4 of the 5 members of my immediate family are either students or teachers of students. So August in our house is referred to as The Biggest Sunday Night—a 31-day, slow-building tour-de-force of anxiety that begins, mildly, at the MLB Trade Deadline and peaks, with noticeably more nervous sweating, around Labor Day. You ruminate about the previous year. You worry about the new year. You wonder/laugh if you’ll go to the wrong classroom on your first day and wind up 15 minutes late to the right classroom—again.
So how did I quiet and soften the August Anxieties this Labor Day Weekend? How did I brace myself for another year of very humbling critique? Did I polish some essay drafts to breathe a little easier? Did I do a practice walk-through in our building on Tremont Street where all my classes are this semester to avoid more potential first-day-of-school-wrong-classroom embarrassment? Or did I mostly just watch this Steve Carell speech to calm the nerves? Yup, that’s mostly what I did.
It’s a 4-minute master class on comedic efficiency, comedic delivery, and… graciousness —which is to say a master class taught by Steve Carell.
He talks about their experience working together on Alexander and the Terrible, Horrible, No Good, Very Bad RELEASE Date:
Jen and I were cast against type as the affable, earnest, slightly goofy parents. It was an acting challenge for us both. And I marveled at Jen’s ability to TRANSFORM herself into the role of an intelligent, caring, loving mom. True chameleon. We had so much fun working together that we have not done it since.
The way he gushes while also being hilarious. The way he’s self-deprecating about how much of a challenge the role was while also mocking the Generic Pretentious Actor who takes himself 900% too seriously (i.e. TRANSFORM herself). The way he appreciates his teammates.
For me, and I say this as someone who’s watched seasons 2 through 5 of The Office north of 25 times, Steve Carell is not and will never be just Michael Scott, the hopelessly un-self aware, blissfully naive boss. He has so much range and charm and infectious playfulness beyond Scranton, Pennsylvania. But the genius of Steve Carell is most abundantly clear on The Office, how he somehow makes Michael lovable, how he somehow makes this self-consumed buffoon so endearing. That is an artist: operating with such brave instinctiveness and openness and whole-being-ness that we, the audience, root for the jerk because we also see the jerk’s remarkable complexity and generosity (and his deep-down motivation of just wanting to be seen/heard/loved all these years later as an only-child to divorced parents). We love Michael despite his flaws and because of his flaws. That’s Steve Carell: the actor who embodies that complexity, the creative soul I most consciously imitate, and the unassailable Abe Lincoln on my Creative Hero Mount Rushmore.
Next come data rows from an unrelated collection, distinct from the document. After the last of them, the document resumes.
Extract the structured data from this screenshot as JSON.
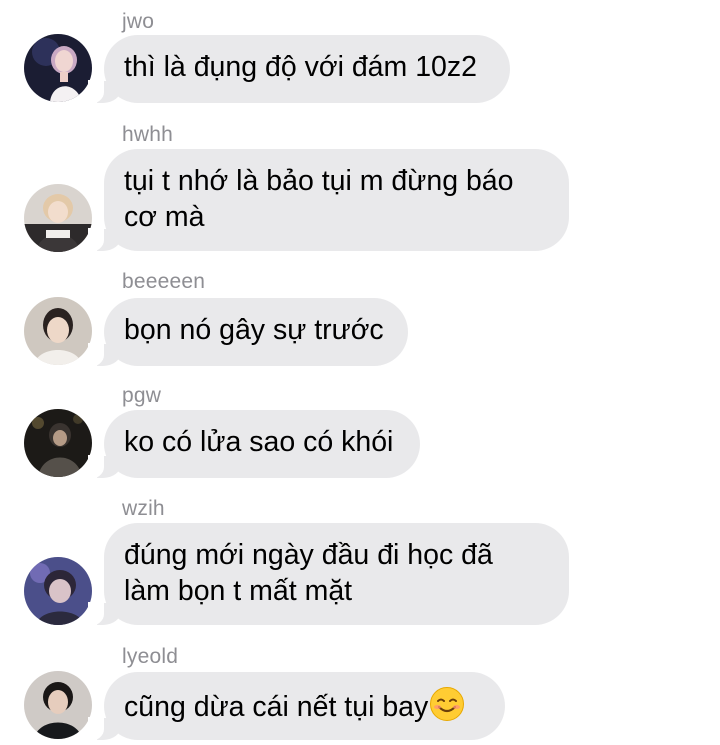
{
  "messages": [
    {
      "sender": "jwo",
      "lines": [
        "thì là đụng độ với đám  10z2"
      ],
      "avatar": "avatar-jwo"
    },
    {
      "sender": "hwhh",
      "lines": [
        "tụi t nhớ là bảo tụi m đừng báo",
        "cơ mà"
      ],
      "avatar": "avatar-hwhh"
    },
    {
      "sender": "beeeeen",
      "lines": [
        "bọn nó gây sự trước"
      ],
      "avatar": "avatar-beeeeen"
    },
    {
      "sender": "pgw",
      "lines": [
        "ko có lửa sao có khói"
      ],
      "avatar": "avatar-pgw"
    },
    {
      "sender": "wzih",
      "lines": [
        "đúng mới ngày đầu đi học đã",
        "làm bọn t mất mặt"
      ],
      "avatar": "avatar-wzih"
    },
    {
      "sender": "lyeold",
      "lines": [
        "cũng dừa cái nết tụi bay"
      ],
      "emoji": "smiling-face-icon",
      "avatar": "avatar-lyeold"
    }
  ],
  "colors": {
    "bubble": "#e9e9eb",
    "sender_name": "#8e8e93",
    "text": "#000000",
    "background": "#ffffff"
  }
}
And that’s the Steve Carell who gave this speech for Jennifer Garner (“Gar-di-ner…Gar…Gar…Gar-ner”). It’s a speech that, for most actors, would devolve into loud self-congratulation, with a sprinkle of Humble Brag, a few small dashes of quickly acknowledging the actual Walk of Fame recipient, and zero servings of actual LOL-worthy humor. For Steve Carell, it’s an opportunity to celebrate his good pal—with some goofs and gags and bits brilliantly woven together. His comedy off screen is wonderfully predictable: inclusively laughing WITH not AT, stating the obvious that most people don’t think or want to state, and operating with a warm un-self-seriousness, humility, and thoughtfulness rare for most comedians.
On Sunday morning, I watched this speech while I was feeling the Sunday Scaries, scaries that, I noticed, were all pretty self-important. How will my work be received in this class? In that class? Will I get a teaching job in the spring? Will those super kind, older ladies in the dining hall continue to swipe me in for free along with all the undergrads?
But then I watched Steve Carell’s speech here. And then I watched it another 18 times. And I was reminded of what I most appreciated during my first year of school and what I’m most excited about with my second year: COMMUNITY—the support it provides, the levity it brings, the mutual understanding that writing’s, like, super hard and isolating, so, um, be honest and helpful with your critique but also do no real harm.
On Monday, I was no longer as consumed in my Sunday Scaries or my August Anxieties. Maybe because it was no longer Sunday and no longer August. Maybe because I also watched Steve Carell talk about his early dating life and commiserated in feeling similarly scared and dorky in that arena (see below).
And today, on Tuesday, I went to class— the right classroom this time around—eager to see old classmates. We had so much fun working together that we have not done it since.
And then I realized classes don’t start until Wednesday.